She continues, “I felt like the camp would be a good way to propel myself into a more serious and rigorous writing practice. I was a little worried that there would be lots of structured activities and we would spend a lot of time sharing work, giving feedback, and not really writing. I was SO excited when I realized that almost all day everyday was dedicated to just writing. It was nice to set goals at the beginning of the day together, check in at the end of the day, but pretty much have the bulk of the day just be about writing. I think that’s what a lot of us need at this stage, just time and a supportive space to write. I think I was most surprised by how good it felt to work from 9:00 to 3:30 every day and then set work aside and feel like no matter what, I’d really gotten something done. The consistency felt amazing.”
As a result of her work throughout the week, Sophia finds, “I learned what times of day I write best . . . the morning! I realized that consistency in developing a daily writing practice is really important to me. It was also really great to write side by side with other people without necessarily sharing work, or talking, or anything. Just being with other people doing the same thing helped me stay focused when I got antsy and wanted to call it a day. I also really got a taste of how good it feels to put work aside when you’re done after a solid day and kick back and enjoy the company of a good friend.
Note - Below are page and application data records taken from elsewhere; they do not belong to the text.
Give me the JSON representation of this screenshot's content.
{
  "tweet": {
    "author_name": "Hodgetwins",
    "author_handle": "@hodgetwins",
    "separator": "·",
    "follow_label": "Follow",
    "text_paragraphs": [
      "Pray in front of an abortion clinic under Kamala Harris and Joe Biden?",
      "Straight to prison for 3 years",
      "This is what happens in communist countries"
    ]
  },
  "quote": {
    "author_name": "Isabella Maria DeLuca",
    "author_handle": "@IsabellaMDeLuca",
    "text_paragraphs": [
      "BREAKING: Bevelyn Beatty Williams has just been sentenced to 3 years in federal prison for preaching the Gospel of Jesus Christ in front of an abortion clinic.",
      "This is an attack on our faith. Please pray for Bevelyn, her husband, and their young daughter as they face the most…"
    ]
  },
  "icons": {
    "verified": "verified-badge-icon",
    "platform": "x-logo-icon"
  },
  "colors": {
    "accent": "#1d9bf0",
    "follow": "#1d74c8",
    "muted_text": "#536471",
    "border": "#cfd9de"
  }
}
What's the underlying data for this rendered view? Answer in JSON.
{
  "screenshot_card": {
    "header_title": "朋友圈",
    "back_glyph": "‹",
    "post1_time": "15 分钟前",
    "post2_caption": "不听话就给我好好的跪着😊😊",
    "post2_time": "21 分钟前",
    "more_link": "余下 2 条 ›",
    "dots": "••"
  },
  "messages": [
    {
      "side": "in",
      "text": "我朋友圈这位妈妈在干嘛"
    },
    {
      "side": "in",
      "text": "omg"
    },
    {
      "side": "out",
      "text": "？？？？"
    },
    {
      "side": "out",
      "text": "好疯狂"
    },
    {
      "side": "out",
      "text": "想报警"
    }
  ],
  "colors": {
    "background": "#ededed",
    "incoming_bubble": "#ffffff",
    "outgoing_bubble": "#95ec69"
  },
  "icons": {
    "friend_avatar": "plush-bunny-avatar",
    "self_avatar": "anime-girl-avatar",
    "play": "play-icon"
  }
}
Letting myself be done with work every afternoon made it much easier to come back to writing the next morning. I felt fresh and was excited to get going.”
She also recalls one of the conversations that especially stood out to her during camp: “I was explaining what I thought my dissertation was about to Chris, one of the writing instructors, and I thought I was making no sense. At the end of it he looked up and said something like, ‘that really makes sense to me.’ I almost fell out of my chair. It was then that I realized that maybe I wasn’t as clueless about what I was doing as it felt like I was. That was a good feeling. Since camp I’ve been more apt to talk through ideas with family, friends, and colleagues.”
More than a few have called the Mellon-Wisconsin Dissertation Writing Camp experience “life-changing,” and one of our most recent participants deemed it “hands-down, dare I say, the single best experience of my entire graduate career.”
These participants, along with over 200 other camp alumni, have noted how valuable they’ve found these camps, and in so many crucial ways: managing a major scholarly project, conceptualizing and organizing their ideas, setting achievable writing goals, discussing their work with others, seeking and incorporating feedback, revising for clarity and style, and remaining motivated over the long haul. And we’re thrilled to see them go on to become stronger, more efficient, and more effective writers along their journey to the Ph.D.—one sentence, one paragraph, and one page at a time.
Please note: online applications will soon be available for our Summer 2015 camps at http://grad.wisc.edu/pd/dissertation/bootcamp. If you would like additional information about the Mellon-Wisconsin Dissertation Writing Camps, please contact Nancy Linh Karls of the UW-Madison Writing Center at firstname.lastname@example.org or Eileen Callahan of the UW-Madison Graduate School at email@example.com. Thanks for your interest!